TASK OBJECTIVE
Drop every image, then reproduce the data exactly as given.
--------------------------------------------------
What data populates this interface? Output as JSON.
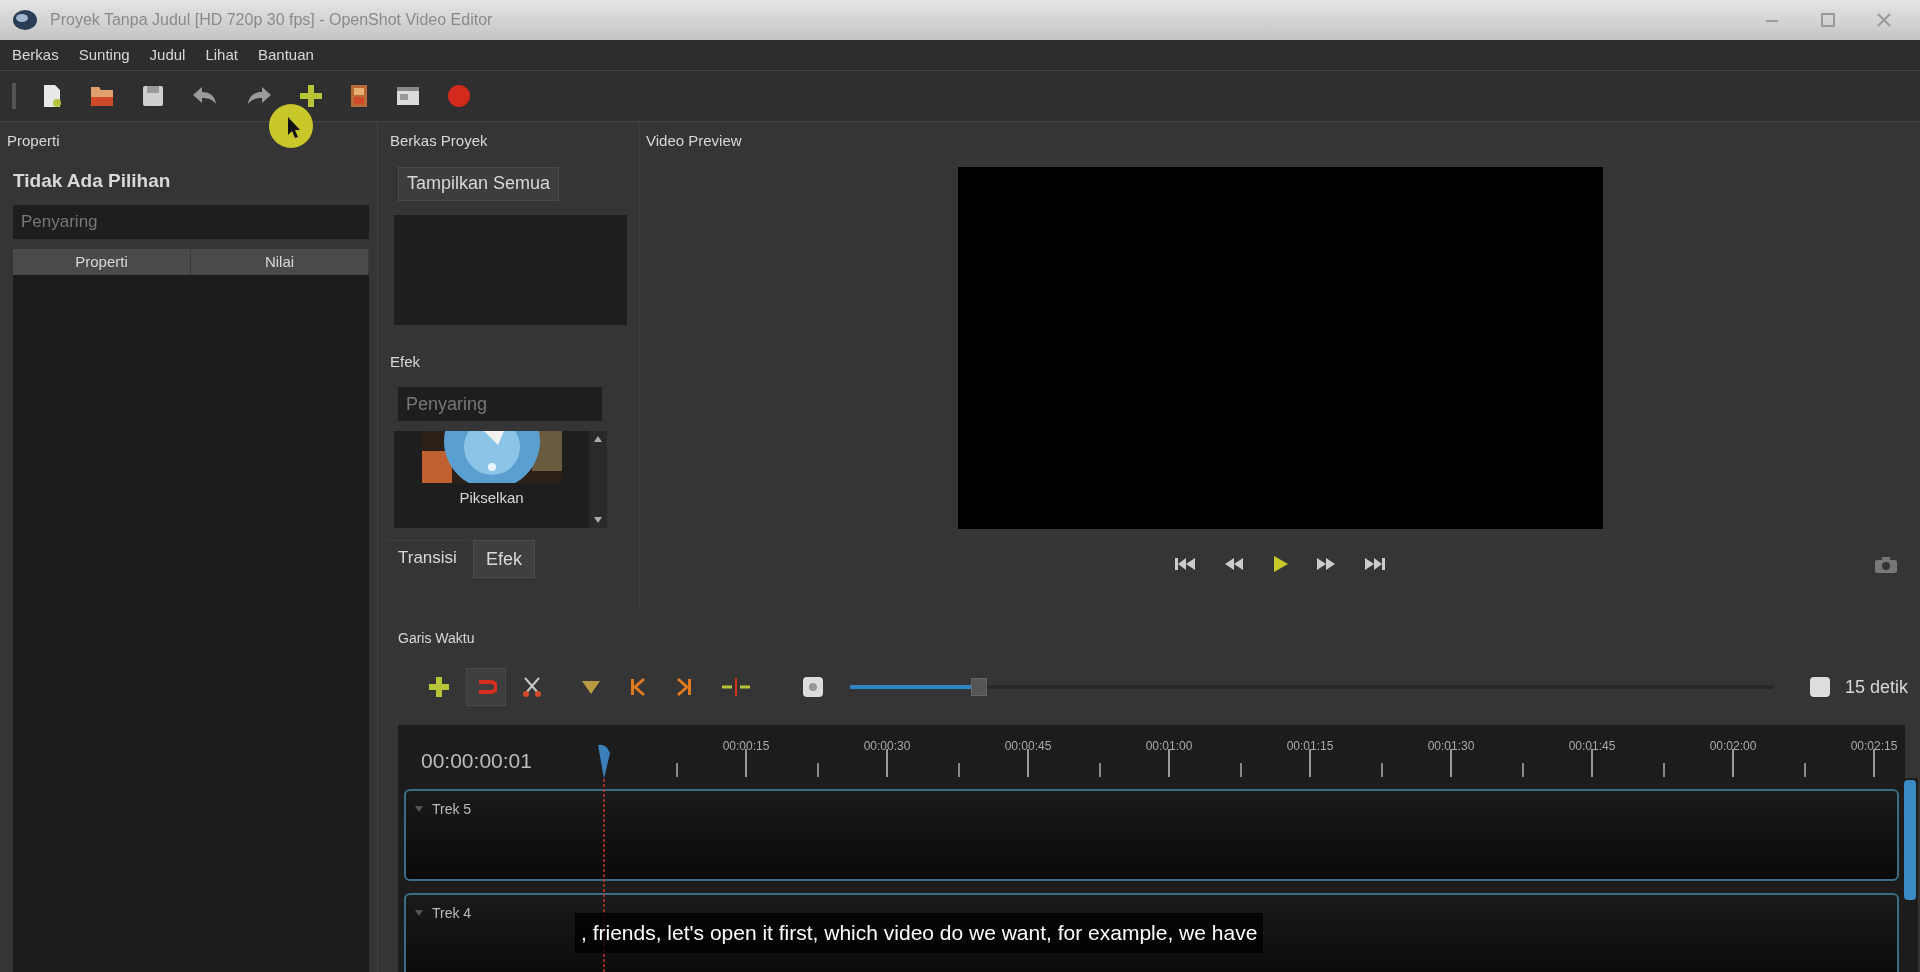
{
  "window": {
    "title": "Proyek Tanpa Judul [HD 720p 30 fps] - OpenShot Video Editor"
  },
  "menu": [
    "Berkas",
    "Sunting",
    "Judul",
    "Lihat",
    "Bantuan"
  ],
  "properties": {
    "title": "Properti",
    "heading": "Tidak Ada Pilihan",
    "filter": {
      "placeholder": "Penyaring"
    },
    "columns": [
      "Properti",
      "Nilai"
    ]
  },
  "project_files": {
    "title": "Berkas Proyek",
    "button": "Tampilkan Semua"
  },
  "effects": {
    "title": "Efek",
    "filter": {
      "placeholder": "Penyaring"
    },
    "items": [
      {
        "label": "Pikselkan"
      }
    ]
  },
  "tabs": [
    {
      "label": "Transisi",
      "selected": false
    },
    {
      "label": "Efek",
      "selected": true
    }
  ],
  "preview": {
    "title": "Video Preview"
  },
  "timeline": {
    "title": "Garis Waktu",
    "zoom": {
      "level": 0.14,
      "label": "15 detik"
    },
    "time": "00:00:00:01",
    "ruler": [
      "00:00:15",
      "00:00:30",
      "00:00:45",
      "00:01:00",
      "00:01:15",
      "00:01:30",
      "00:01:45",
      "00:02:00",
      "00:02:15"
    ],
    "tracks": [
      {
        "label": "Trek 5"
      },
      {
        "label": "Trek 4"
      }
    ]
  },
  "caption": ", friends, let's open it first, which video do we want, for example, we have"
}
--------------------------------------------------
SOLVED EXERCISE
What data populates this interface? Output as JSON.
{
  "window": {
    "title": "Proyek Tanpa Judul [HD 720p 30 fps] - OpenShot Video Editor"
  },
  "menu": [
    "Berkas",
    "Sunting",
    "Judul",
    "Lihat",
    "Bantuan"
  ],
  "properties": {
    "title": "Properti",
    "heading": "Tidak Ada Pilihan",
    "filter": {
      "placeholder": "Penyaring"
    },
    "columns": [
      "Properti",
      "Nilai"
    ]
  },
  "project_files": {
    "title": "Berkas Proyek",
    "button": "Tampilkan Semua"
  },
  "effects": {
    "title": "Efek",
    "filter": {
      "placeholder": "Penyaring"
    },
    "items": [
      {
        "label": "Pikselkan"
      }
    ]
  },
  "tabs": [
    {
      "label": "Transisi",
      "selected": false
    },
    {
      "label": "Efek",
      "selected": true
    }
  ],
  "preview": {
    "title": "Video Preview"
  },
  "timeline": {
    "title": "Garis Waktu",
    "zoom": {
      "level": 0.14,
      "label": "15 detik"
    },
    "time": "00:00:00:01",
    "ruler": [
      "00:00:15",
      "00:00:30",
      "00:00:45",
      "00:01:00",
      "00:01:15",
      "00:01:30",
      "00:01:45",
      "00:02:00",
      "00:02:15"
    ],
    "tracks": [
      {
        "label": "Trek 5"
      },
      {
        "label": "Trek 4"
      }
    ]
  },
  "caption": ", friends, let's open it first, which video do we want, for example, we have"
}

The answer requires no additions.